------ Data section
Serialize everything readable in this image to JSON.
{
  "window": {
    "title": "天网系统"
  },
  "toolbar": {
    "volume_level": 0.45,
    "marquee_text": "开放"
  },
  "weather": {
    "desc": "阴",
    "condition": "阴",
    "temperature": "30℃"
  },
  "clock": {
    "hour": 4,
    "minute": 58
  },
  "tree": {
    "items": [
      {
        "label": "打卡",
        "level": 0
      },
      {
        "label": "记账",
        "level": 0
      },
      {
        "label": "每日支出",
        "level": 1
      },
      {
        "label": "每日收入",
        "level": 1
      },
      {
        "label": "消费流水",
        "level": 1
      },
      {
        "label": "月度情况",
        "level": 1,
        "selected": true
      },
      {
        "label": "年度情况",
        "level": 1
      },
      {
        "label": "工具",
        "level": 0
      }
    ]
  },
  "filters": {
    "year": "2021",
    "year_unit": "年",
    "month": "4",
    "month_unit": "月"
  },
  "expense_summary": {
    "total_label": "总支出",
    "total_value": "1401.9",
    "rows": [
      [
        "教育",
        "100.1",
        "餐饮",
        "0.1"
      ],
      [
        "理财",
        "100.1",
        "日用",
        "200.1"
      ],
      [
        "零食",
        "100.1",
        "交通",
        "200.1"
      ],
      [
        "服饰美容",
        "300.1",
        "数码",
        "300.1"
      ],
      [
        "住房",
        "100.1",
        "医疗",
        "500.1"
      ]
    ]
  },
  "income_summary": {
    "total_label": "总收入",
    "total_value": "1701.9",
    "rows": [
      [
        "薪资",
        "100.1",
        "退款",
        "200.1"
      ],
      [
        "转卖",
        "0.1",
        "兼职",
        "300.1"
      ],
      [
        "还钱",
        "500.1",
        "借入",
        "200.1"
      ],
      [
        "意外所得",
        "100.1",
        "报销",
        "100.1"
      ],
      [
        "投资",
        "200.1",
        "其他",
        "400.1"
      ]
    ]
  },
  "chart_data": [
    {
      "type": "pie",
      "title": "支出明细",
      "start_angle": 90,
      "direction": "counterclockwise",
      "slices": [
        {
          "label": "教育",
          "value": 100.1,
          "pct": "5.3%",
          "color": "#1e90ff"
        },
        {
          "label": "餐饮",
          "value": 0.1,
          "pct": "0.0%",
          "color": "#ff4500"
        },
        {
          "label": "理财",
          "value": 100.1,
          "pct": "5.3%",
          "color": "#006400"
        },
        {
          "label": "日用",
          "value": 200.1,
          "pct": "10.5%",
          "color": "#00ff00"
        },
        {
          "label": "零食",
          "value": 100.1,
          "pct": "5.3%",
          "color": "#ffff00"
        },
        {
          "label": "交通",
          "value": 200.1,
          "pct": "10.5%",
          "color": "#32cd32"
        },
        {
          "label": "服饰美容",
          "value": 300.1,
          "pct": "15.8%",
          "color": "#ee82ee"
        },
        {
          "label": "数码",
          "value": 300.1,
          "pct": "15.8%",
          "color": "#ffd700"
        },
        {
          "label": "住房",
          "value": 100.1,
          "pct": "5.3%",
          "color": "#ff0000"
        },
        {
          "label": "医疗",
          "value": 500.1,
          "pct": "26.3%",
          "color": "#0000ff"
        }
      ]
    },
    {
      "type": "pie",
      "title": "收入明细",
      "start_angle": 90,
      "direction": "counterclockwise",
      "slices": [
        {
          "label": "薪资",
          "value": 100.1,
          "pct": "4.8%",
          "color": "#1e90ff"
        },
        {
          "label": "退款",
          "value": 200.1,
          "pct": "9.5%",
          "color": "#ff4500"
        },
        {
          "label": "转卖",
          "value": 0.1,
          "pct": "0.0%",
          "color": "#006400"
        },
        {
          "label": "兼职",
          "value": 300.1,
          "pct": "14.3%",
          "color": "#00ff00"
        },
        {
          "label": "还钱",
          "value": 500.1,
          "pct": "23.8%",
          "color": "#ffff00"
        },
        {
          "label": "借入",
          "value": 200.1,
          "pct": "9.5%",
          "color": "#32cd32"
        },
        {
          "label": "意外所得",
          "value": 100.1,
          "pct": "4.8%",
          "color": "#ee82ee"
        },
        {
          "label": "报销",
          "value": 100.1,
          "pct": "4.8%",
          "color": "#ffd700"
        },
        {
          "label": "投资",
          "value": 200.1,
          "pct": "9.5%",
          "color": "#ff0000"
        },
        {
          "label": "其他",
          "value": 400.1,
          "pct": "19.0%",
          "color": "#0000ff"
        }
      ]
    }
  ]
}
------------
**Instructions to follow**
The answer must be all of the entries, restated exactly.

**Your solution**
Serialize everything readable in this image to JSON.
{
  "window": {
    "title": "天网系统"
  },
  "toolbar": {
    "volume_level": 0.45,
    "marquee_text": "开放"
  },
  "weather": {
    "desc": "阴",
    "condition": "阴",
    "temperature": "30℃"
  },
  "clock": {
    "hour": 4,
    "minute": 58
  },
  "tree": {
    "items": [
      {
        "label": "打卡",
        "level": 0
      },
      {
        "label": "记账",
        "level": 0
      },
      {
        "label": "每日支出",
        "level": 1
      },
      {
        "label": "每日收入",
        "level": 1
      },
      {
        "label": "消费流水",
        "level": 1
      },
      {
        "label": "月度情况",
        "level": 1,
        "selected": true
      },
      {
        "label": "年度情况",
        "level": 1
      },
      {
        "label": "工具",
        "level": 0
      }
    ]
  },
  "filters": {
    "year": "2021",
    "year_unit": "年",
    "month": "4",
    "month_unit": "月"
  },
  "expense_summary": {
    "total_label": "总支出",
    "total_value": "1401.9",
    "rows": [
      [
        "教育",
        "100.1",
        "餐饮",
        "0.1"
      ],
      [
        "理财",
        "100.1",
        "日用",
        "200.1"
      ],
      [
        "零食",
        "100.1",
        "交通",
        "200.1"
      ],
      [
        "服饰美容",
        "300.1",
        "数码",
        "300.1"
      ],
      [
        "住房",
        "100.1",
        "医疗",
        "500.1"
      ]
    ]
  },
  "income_summary": {
    "total_label": "总收入",
    "total_value": "1701.9",
    "rows": [
      [
        "薪资",
        "100.1",
        "退款",
        "200.1"
      ],
      [
        "转卖",
        "0.1",
        "兼职",
        "300.1"
      ],
      [
        "还钱",
        "500.1",
        "借入",
        "200.1"
      ],
      [
        "意外所得",
        "100.1",
        "报销",
        "100.1"
      ],
      [
        "投资",
        "200.1",
        "其他",
        "400.1"
      ]
    ]
  },
  "chart_data": [
    {
      "type": "pie",
      "title": "支出明细",
      "start_angle": 90,
      "direction": "counterclockwise",
      "slices": [
        {
          "label": "教育",
          "value": 100.1,
          "pct": "5.3%",
          "color": "#1e90ff"
        },
        {
          "label": "餐饮",
          "value": 0.1,
          "pct": "0.0%",
          "color": "#ff4500"
        },
        {
          "label": "理财",
          "value": 100.1,
          "pct": "5.3%",
          "color": "#006400"
        },
        {
          "label": "日用",
          "value": 200.1,
          "pct": "10.5%",
          "color": "#00ff00"
        },
        {
          "label": "零食",
          "value": 100.1,
          "pct": "5.3%",
          "color": "#ffff00"
        },
        {
          "label": "交通",
          "value": 200.1,
          "pct": "10.5%",
          "color": "#32cd32"
        },
        {
          "label": "服饰美容",
          "value": 300.1,
          "pct": "15.8%",
          "color": "#ee82ee"
        },
        {
          "label": "数码",
          "value": 300.1,
          "pct": "15.8%",
          "color": "#ffd700"
        },
        {
          "label": "住房",
          "value": 100.1,
          "pct": "5.3%",
          "color": "#ff0000"
        },
        {
          "label": "医疗",
          "value": 500.1,
          "pct": "26.3%",
          "color": "#0000ff"
        }
      ]
    },
    {
      "type": "pie",
      "title": "收入明细",
      "start_angle": 90,
      "direction": "counterclockwise",
      "slices": [
        {
          "label": "薪资",
          "value": 100.1,
          "pct": "4.8%",
          "color": "#1e90ff"
        },
        {
          "label": "退款",
          "value": 200.1,
          "pct": "9.5%",
          "color": "#ff4500"
        },
        {
          "label": "转卖",
          "value": 0.1,
          "pct": "0.0%",
          "color": "#006400"
        },
        {
          "label": "兼职",
          "value": 300.1,
          "pct": "14.3%",
          "color": "#00ff00"
        },
        {
          "label": "还钱",
          "value": 500.1,
          "pct": "23.8%",
          "color": "#ffff00"
        },
        {
          "label": "借入",
          "value": 200.1,
          "pct": "9.5%",
          "color": "#32cd32"
        },
        {
          "label": "意外所得",
          "value": 100.1,
          "pct": "4.8%",
          "color": "#ee82ee"
        },
        {
          "label": "报销",
          "value": 100.1,
          "pct": "4.8%",
          "color": "#ffd700"
        },
        {
          "label": "投资",
          "value": 200.1,
          "pct": "9.5%",
          "color": "#ff0000"
        },
        {
          "label": "其他",
          "value": 400.1,
          "pct": "19.0%",
          "color": "#0000ff"
        }
      ]
    }
  ]
}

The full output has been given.